B = b / w2
As per the above quote, these lenses are say, 10mm f4.
To match the depth of field/f stop on a 10mm f4 on a GH4 I would need to set the 6D to 22mm and f10.76.
This is confusing, the article (scroll down to Depth of Field) is where I did my research, and the question originally rose from switching from my trusty but soft Canon 6D to my new GH4 and hearing "f2 on the gh4 is more like f5.6 on the 6D in terms of depth of field"
When I use the included calculator, the result is skewed because I DO NOT mean that I adjust my focal length to give each camera the same Angle of View in this test, I'm proposing a Canon 6D and GH4 side by side with the same manual lens set to the same settings (aside from camera settings). However the result is the calculation I provided abov, that if I wanted the equivelant depth of field on both camers (as if I was matching A cam to B cam) I would need to set the 6D to f3.2 and the GH4 to f1.4 (I used T1.5 above, sorry).
"As an example calculation, if one wanted to reproduce the same perspective and depth of field on a full frame sensor as that attained using a 10 mm lens at f/11 on a camera with a 1.6X crop factor, one would need to use a 16 mm lens and an aperture of roughly f/18. Alternatively, if one used a 50 mm f/1.4 lens on a full frame sensor, this would produce a depth of field so shallow it would require an aperture of 0.9 on a camera with a 1.6X crop factor — not possible with consumer lenses!"
Also, you're right - focal lengths are expressed independently, the term I should have used is:
Are these expressed in 35mm equivalent "Angle of View" or 16mm equivalent "Angle of View."
Again, as per my other comment, everyone knows a 10mm on a 2.2x crop will "look" like (or have the equivalent "Angle of View") of a 22mm on a FF camera taking the same shot.
So again I ask, what's the "Angle of View" on this 10mm Kish when applied to a D16 camera? its certainly not 10mm FF equivalent, and I bet it'ss be a 26.9mm equivalent - which would mean my other comment that the depth of field will vastly increase is true as well once the crop factor is applied to the depth of field (f4 x 2.69).
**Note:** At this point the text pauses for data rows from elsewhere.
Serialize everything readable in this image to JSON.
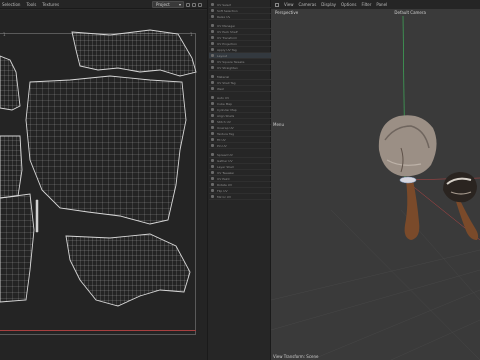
{
  "uv_editor": {
    "menu": [
      "Selection",
      "Tools",
      "Textures"
    ],
    "dropdown": "Project",
    "number_left": "1",
    "number_right": "1"
  },
  "object_manager": {
    "items": [
      "UV Select",
      "Soft Selection",
      "Relax UV",
      "UV Manager",
      "UV Pack Shelf",
      "UV Transform",
      "UV Projection",
      "Apply UV Tag",
      "Layout",
      "UV Square Tweaks",
      "UV Straighten",
      "Material",
      "UV Shell Tag",
      "Weld",
      "Auto UV",
      "Cube Map",
      "Cylinder Map",
      "Align Shells",
      "Stitch UV",
      "Unwrap UV",
      "Texture Tag",
      "Fit UV",
      "Pin UV",
      "Spread UV",
      "Gather UV",
      "Layer Shell",
      "UV Tweaker",
      "UV Paint",
      "Rotate UV",
      "Flip UV",
      "Mirror UV"
    ]
  },
  "viewport": {
    "menu": [
      "View",
      "Cameras",
      "Display",
      "Options",
      "Filter",
      "Panel"
    ],
    "view_label": "Perspective",
    "camera_label": "Default Camera",
    "grid_label": "Menu",
    "status": "View Transform: Scene"
  },
  "colors": {
    "uv_lines": "#c8c8c8",
    "y_axis": "#3fae5a",
    "x_axis": "#b84545",
    "mushroom_cap": "#9b8f85",
    "mushroom_stem": "#7a4a2a"
  }
}
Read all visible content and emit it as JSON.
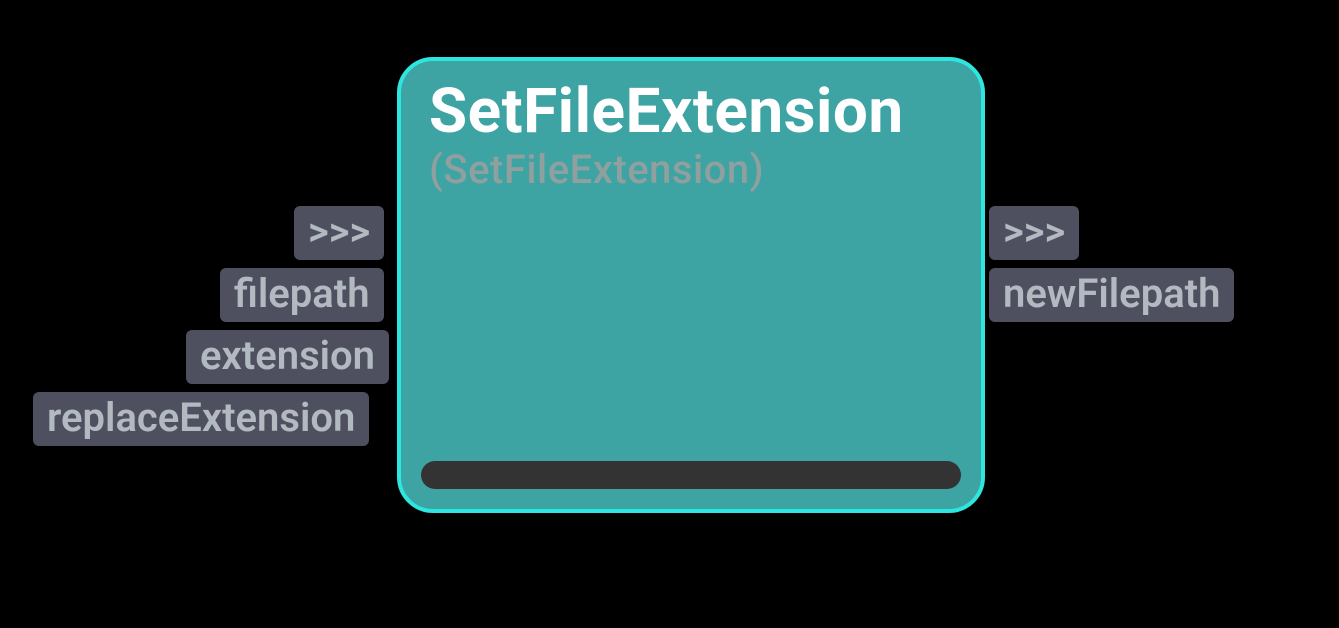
{
  "node": {
    "title": "SetFileExtension",
    "subtitle": "(SetFileExtension)"
  },
  "inputs": {
    "exec": ">>>",
    "filepath": "filepath",
    "extension": "extension",
    "replaceExtension": "replaceExtension"
  },
  "outputs": {
    "exec": ">>>",
    "newFilepath": "newFilepath"
  }
}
You're right, Aperture values don't change on frame size, but my current Rokinon lenses at T1.5 are completely different depths of field on a 5d and on my GH4. So I'm asking if the same lens then put on a D16 is going to have an even WIDER depth of field?
i.e. the same lens at T1.5 on a 5D is X depth of field, which looks like "T1.5" to me, as I began on a FF. That lens on a GH4 (in 4k: 2.2x) has the equivalent depth of field of "T3.3" if matched on a FF, and then again on a D16 (2.69x) would have the equivalent depth of field of around an T4 setting on a FF.
So same question as before, but I understand the aperture size is a ratio of focal length to aperture diameter now. What I should have asked is this:
Is f4 on a D16 equivalent depth of field to f10.76 on a FF camera?
How would one ever use a D16 camera to achieve the shallow depth of field of even an f2.8 on a FF?